--- The data ---

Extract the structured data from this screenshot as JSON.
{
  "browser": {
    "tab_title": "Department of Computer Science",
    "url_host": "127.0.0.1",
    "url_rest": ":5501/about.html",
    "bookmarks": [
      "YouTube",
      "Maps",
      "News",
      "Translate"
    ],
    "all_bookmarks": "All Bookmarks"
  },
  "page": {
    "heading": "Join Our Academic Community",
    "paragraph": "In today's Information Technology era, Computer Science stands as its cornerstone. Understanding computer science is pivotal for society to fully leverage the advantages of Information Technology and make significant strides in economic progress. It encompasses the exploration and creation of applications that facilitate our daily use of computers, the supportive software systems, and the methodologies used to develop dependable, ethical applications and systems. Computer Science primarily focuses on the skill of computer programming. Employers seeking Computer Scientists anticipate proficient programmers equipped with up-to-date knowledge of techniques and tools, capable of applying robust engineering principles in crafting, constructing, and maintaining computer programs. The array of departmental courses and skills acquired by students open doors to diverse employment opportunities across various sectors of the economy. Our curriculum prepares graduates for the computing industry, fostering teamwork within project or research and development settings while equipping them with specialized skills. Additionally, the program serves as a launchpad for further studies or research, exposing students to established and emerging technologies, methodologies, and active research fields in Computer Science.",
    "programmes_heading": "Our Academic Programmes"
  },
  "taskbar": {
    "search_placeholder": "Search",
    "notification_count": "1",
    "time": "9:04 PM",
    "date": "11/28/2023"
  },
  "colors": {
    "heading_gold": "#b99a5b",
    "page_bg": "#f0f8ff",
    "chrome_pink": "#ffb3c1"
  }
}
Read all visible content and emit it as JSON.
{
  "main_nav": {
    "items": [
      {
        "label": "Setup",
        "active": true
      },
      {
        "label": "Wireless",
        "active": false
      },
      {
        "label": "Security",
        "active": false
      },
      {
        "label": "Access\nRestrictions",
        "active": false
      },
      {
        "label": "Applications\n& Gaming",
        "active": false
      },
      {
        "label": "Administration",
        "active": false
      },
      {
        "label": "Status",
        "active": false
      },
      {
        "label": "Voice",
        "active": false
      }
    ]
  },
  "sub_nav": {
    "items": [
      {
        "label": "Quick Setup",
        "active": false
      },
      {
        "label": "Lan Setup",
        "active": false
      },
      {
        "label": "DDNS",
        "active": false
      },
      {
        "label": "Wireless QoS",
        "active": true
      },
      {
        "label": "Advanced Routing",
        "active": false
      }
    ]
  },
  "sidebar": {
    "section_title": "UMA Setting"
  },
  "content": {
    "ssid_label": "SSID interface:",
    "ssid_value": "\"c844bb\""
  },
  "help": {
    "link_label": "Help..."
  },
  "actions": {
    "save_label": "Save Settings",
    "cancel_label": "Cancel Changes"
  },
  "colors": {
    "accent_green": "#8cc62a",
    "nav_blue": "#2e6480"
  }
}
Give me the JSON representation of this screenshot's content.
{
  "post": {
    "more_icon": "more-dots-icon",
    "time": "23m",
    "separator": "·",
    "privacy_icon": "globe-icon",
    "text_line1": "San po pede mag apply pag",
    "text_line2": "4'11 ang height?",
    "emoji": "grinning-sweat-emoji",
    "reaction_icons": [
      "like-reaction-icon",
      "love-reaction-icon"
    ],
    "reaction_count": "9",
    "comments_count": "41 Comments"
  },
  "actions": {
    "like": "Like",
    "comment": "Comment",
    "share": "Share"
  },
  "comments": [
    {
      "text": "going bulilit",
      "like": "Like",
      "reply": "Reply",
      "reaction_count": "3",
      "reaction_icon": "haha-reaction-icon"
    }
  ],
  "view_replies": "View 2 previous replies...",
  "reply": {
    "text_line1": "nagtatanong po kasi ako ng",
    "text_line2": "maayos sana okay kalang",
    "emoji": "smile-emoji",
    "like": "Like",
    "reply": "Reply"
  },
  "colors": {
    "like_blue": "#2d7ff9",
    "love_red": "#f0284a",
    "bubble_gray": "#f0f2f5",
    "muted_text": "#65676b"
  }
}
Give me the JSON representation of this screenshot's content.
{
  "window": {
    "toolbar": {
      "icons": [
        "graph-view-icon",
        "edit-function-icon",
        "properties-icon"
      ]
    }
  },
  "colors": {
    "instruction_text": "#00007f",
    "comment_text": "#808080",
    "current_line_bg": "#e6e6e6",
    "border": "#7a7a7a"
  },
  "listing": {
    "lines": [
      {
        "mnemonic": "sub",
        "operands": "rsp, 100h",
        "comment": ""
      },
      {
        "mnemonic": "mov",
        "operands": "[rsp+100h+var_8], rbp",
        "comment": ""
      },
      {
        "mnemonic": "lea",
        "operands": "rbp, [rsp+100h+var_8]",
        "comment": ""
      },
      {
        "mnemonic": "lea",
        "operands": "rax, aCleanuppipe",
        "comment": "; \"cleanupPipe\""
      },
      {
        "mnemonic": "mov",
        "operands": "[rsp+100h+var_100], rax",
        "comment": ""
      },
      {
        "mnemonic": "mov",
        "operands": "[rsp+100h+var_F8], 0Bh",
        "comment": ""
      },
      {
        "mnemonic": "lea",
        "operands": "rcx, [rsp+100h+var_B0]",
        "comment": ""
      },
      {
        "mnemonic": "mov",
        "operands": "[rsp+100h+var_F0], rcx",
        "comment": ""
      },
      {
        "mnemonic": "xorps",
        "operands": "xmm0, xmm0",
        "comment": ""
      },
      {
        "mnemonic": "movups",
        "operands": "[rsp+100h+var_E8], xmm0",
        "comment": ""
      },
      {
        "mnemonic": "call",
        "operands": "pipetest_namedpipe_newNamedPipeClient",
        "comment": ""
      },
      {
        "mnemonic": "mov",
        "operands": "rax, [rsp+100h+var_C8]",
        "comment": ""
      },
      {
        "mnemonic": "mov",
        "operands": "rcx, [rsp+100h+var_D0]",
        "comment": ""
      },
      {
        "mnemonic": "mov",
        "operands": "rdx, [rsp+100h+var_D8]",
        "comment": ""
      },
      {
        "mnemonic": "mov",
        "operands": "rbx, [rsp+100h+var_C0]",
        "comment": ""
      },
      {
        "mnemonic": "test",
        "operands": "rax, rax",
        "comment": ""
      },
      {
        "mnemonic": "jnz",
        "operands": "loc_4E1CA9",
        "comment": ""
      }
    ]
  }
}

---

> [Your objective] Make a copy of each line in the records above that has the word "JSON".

> [Answer box]
Extract the structured data from this screenshot as JSON.
Read all visible content and emit it as JSON.
Give me the JSON representation of this screenshot's content.
Give me the JSON representation of this screenshot's content.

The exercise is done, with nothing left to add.